*Task objective*: Extract all lines in the data that contain the word "DialogInterface".

*Study material*:
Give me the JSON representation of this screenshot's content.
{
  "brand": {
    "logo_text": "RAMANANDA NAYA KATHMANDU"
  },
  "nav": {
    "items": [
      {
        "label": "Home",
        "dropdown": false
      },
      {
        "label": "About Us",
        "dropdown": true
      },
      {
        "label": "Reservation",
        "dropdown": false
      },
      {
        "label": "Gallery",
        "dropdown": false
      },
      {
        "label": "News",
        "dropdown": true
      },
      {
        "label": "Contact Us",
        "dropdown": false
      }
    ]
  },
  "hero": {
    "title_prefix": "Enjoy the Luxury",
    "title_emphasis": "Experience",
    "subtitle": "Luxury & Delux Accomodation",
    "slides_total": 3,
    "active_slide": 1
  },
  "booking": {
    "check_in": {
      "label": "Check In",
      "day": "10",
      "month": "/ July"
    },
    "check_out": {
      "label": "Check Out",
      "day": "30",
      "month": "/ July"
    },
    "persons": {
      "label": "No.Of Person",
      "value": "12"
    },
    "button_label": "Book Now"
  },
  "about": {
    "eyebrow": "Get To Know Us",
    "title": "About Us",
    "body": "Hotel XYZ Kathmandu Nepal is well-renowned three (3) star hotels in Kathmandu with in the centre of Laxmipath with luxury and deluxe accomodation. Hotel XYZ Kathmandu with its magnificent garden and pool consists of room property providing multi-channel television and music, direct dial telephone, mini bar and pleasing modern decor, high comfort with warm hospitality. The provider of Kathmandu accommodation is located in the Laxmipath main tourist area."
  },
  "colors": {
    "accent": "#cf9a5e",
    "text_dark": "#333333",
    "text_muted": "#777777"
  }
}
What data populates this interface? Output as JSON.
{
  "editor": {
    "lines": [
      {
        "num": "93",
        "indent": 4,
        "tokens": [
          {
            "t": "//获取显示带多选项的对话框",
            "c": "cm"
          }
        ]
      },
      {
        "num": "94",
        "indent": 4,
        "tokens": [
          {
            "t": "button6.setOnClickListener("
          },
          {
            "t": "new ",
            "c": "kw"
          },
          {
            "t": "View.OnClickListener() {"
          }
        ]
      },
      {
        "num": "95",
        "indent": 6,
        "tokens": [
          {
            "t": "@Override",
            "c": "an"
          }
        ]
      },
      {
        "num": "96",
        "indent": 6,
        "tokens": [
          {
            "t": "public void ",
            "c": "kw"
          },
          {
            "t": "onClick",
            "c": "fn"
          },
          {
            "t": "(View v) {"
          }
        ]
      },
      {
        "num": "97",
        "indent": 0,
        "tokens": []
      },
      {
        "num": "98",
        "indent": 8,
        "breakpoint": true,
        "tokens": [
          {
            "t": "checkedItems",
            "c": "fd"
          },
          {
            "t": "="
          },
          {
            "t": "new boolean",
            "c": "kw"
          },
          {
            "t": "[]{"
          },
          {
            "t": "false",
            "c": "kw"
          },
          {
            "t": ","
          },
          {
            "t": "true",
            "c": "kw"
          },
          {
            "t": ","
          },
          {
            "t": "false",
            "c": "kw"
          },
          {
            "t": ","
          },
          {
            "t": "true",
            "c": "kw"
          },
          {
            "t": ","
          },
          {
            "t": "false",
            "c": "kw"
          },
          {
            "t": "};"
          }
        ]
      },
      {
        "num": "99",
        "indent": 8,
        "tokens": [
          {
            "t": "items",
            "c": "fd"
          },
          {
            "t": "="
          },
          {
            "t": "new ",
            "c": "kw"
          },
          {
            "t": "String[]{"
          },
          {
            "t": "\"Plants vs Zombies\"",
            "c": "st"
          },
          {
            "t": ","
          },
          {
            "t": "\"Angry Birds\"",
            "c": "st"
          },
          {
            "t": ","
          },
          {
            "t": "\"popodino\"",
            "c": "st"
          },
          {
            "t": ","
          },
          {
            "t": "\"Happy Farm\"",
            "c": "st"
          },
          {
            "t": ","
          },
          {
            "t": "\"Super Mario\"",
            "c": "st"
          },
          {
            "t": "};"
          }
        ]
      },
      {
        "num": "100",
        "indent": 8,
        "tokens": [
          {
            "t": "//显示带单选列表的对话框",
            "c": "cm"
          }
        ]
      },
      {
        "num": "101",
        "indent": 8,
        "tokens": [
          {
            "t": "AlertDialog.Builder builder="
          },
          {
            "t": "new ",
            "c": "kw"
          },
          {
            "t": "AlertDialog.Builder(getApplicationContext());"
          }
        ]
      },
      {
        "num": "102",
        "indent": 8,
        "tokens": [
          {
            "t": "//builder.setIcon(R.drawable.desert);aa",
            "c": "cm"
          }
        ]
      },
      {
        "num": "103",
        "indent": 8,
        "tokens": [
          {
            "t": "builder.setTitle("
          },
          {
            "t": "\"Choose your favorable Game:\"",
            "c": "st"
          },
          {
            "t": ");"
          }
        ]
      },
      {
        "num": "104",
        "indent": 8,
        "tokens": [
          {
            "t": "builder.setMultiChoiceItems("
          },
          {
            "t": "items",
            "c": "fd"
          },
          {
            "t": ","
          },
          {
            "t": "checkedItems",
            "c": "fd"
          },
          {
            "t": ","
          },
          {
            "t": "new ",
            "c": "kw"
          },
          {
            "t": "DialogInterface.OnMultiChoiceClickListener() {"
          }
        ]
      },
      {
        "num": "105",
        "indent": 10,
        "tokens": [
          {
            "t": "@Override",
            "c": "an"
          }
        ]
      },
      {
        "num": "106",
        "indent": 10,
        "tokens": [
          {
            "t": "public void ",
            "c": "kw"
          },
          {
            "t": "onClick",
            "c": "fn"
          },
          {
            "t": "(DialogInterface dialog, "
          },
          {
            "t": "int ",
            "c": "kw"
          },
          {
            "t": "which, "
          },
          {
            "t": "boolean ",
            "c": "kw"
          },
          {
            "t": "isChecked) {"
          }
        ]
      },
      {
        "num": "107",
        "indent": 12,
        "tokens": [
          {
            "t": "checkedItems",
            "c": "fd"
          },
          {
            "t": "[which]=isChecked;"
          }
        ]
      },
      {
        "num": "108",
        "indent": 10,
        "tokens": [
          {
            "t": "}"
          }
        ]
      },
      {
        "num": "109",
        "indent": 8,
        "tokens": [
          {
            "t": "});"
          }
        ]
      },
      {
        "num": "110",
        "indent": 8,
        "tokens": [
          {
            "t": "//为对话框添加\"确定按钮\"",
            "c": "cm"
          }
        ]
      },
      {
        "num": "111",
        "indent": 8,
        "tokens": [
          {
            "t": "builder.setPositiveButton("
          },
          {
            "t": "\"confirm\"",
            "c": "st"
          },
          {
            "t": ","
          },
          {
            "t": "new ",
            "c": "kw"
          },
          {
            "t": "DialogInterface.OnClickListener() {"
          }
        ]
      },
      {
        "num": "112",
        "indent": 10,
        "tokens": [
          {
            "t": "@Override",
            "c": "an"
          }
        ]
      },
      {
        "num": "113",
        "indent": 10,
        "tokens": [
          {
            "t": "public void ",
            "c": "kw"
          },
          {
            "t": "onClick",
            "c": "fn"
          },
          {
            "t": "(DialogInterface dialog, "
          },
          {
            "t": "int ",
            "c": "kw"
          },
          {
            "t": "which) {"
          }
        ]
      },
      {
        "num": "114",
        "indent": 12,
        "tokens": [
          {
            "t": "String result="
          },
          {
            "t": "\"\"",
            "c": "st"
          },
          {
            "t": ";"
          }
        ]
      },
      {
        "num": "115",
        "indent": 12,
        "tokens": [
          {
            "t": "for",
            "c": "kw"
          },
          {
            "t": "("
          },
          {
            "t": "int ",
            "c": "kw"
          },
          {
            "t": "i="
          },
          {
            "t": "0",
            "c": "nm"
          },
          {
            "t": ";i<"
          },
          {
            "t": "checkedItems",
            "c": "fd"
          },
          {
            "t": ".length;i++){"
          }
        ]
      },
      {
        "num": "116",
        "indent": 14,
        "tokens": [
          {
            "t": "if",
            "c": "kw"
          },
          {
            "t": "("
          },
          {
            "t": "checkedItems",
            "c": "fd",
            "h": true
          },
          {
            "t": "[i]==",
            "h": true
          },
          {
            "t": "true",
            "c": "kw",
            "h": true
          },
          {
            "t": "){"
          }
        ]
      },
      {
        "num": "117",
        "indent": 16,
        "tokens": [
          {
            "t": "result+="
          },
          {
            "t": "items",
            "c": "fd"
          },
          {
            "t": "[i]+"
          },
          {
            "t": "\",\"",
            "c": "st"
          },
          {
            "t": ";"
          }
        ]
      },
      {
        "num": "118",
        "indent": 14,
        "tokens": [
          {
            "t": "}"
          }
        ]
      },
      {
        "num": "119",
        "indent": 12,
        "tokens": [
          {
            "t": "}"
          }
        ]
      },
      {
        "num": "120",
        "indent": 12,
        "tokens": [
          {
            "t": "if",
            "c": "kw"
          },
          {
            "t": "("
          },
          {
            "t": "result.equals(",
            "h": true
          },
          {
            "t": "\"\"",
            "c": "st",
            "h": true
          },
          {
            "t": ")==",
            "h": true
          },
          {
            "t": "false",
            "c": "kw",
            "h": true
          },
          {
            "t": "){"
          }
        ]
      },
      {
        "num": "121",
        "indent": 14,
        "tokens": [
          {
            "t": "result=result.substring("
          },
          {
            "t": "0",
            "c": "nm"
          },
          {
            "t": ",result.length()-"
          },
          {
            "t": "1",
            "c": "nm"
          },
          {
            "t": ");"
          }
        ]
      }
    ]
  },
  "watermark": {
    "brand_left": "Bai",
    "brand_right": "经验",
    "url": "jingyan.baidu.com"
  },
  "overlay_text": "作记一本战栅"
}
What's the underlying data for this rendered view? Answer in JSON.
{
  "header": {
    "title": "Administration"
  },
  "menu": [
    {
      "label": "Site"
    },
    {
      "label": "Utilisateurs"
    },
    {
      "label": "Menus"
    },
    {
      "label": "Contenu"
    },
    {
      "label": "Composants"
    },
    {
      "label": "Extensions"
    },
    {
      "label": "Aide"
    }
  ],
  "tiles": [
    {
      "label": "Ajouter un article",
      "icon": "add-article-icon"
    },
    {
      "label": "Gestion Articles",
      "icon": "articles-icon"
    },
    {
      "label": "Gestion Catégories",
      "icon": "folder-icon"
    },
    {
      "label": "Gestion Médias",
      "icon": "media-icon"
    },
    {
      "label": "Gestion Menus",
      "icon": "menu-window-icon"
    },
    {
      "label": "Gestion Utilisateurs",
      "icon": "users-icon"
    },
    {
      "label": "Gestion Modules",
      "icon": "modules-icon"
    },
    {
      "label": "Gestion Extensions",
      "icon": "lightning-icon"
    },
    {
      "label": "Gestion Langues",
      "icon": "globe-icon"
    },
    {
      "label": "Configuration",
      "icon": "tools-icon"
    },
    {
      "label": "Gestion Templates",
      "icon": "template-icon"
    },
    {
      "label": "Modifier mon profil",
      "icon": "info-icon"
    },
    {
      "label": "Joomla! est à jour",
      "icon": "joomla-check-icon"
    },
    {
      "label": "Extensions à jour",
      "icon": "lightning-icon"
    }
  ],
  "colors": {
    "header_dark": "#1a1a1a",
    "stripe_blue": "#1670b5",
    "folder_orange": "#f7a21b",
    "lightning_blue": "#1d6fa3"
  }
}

*Your response*:
            "t": "DialogInterface.OnMultiChoiceClickListener() {"
            "t": "(DialogInterface dialog, "
            "t": "DialogInterface.OnClickListener() {"
            "t": "(DialogInterface dialog, "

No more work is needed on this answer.